Kevin E. Cahill, PhD
Kevin E. Cahill is a research economist with the Sloan Center on Aging and Work at Boston College. His current projects examine patterns of labor force withdrawal, including bridge job employment and re-entry, retirement income, occupational changes later in life, and the role of employer-provided pensions in the retirement decisions of older workers. Previously, he was a Manager at Analysis Group and the Associate Director for Research at the Center for Retirement Research at Boston College. He has consulted in a variety of industries including health care, pharmaceuticals, and banking and has testified in court as an expert witness. His most recent casework included an assessment of age discrimination claims within cash balance pension plans, an assessment of competition in the pharmacy benefit management sector, and an evaluation of the impact of mandatory generic switching on patient outcomes.

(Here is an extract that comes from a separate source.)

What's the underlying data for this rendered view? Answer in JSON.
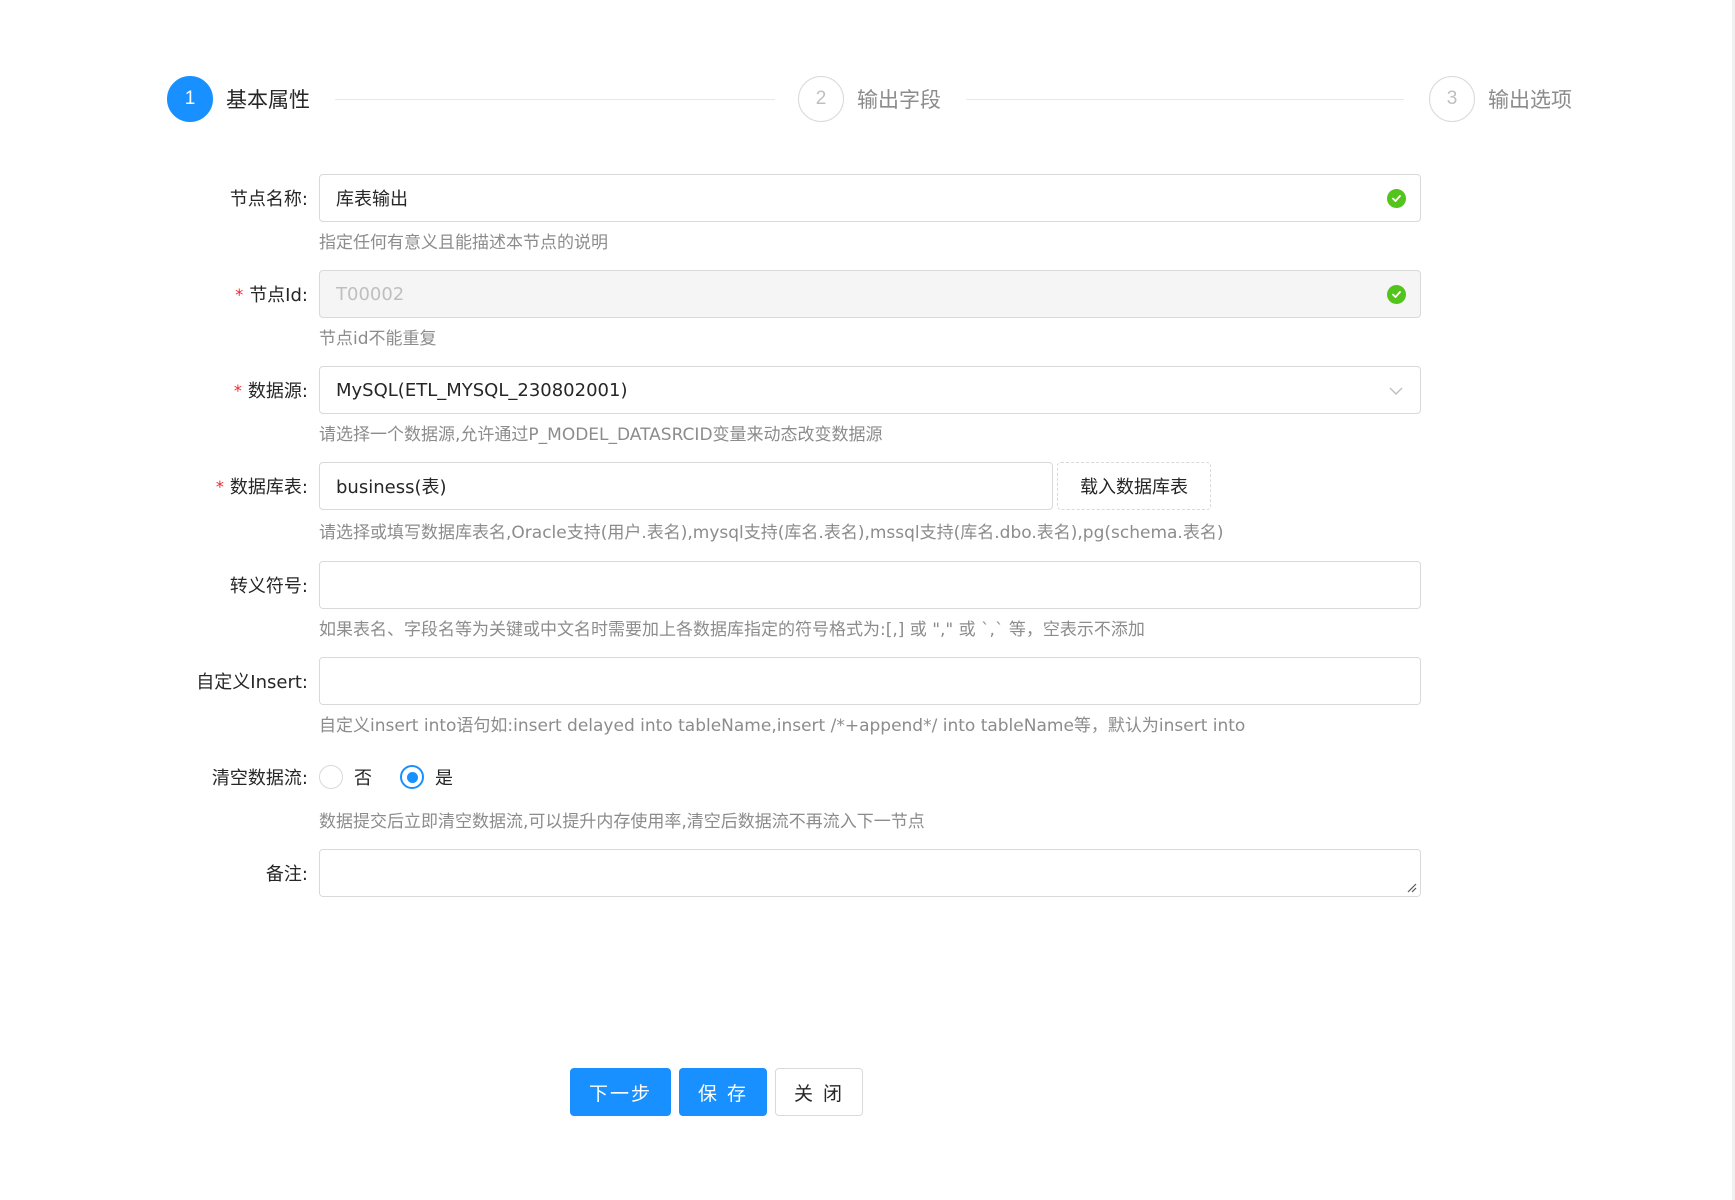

Dr. Cahill is a member of the American Economics Association and the National Association of Forensic Economists. He earned his B.A. in economics and mathematics (with honors) from Rutgers College and his M.A. and Ph.D. in economics from Boston College. Dr. Cahill’s research has been published in The Gerontologist, Research on Aging, Monthly Labor Review, Topics in Economic Analysis and Policy, Current Medical Research and Opinion, Journal of Managed Care Pharmacy, and Expert Opinion on Pharmacotherapy, and by the Center for Retirement Research, the Center on Aging and Work, and the US Bureau of Labor Statistics.
- The Relative Effectiveness of the Minimum Wage and the Earned Income Tax Credit as Anti-Poverty Tools (2017).
- To What Extent is Gradual Retirement a Product of Financial Necessity? (2016).
- Retirement Plans and Active Aging: Perspectives in Three Countries (2016).
- Pension Generosity in Oregon and its Impact on the K12 Workforce (April 2016).
- The New World of Retirement Income Security in America (2016).
- Evolving patterns of work and retirement (September 2015).
- Retirement Patterns and the Macroeconomy, 1992 – 2010: The Prevalence and Determinants of Bridge Jobs, Phased Retirement, and Re-entry among Three Recent Cohorts of Older Americans. (2015).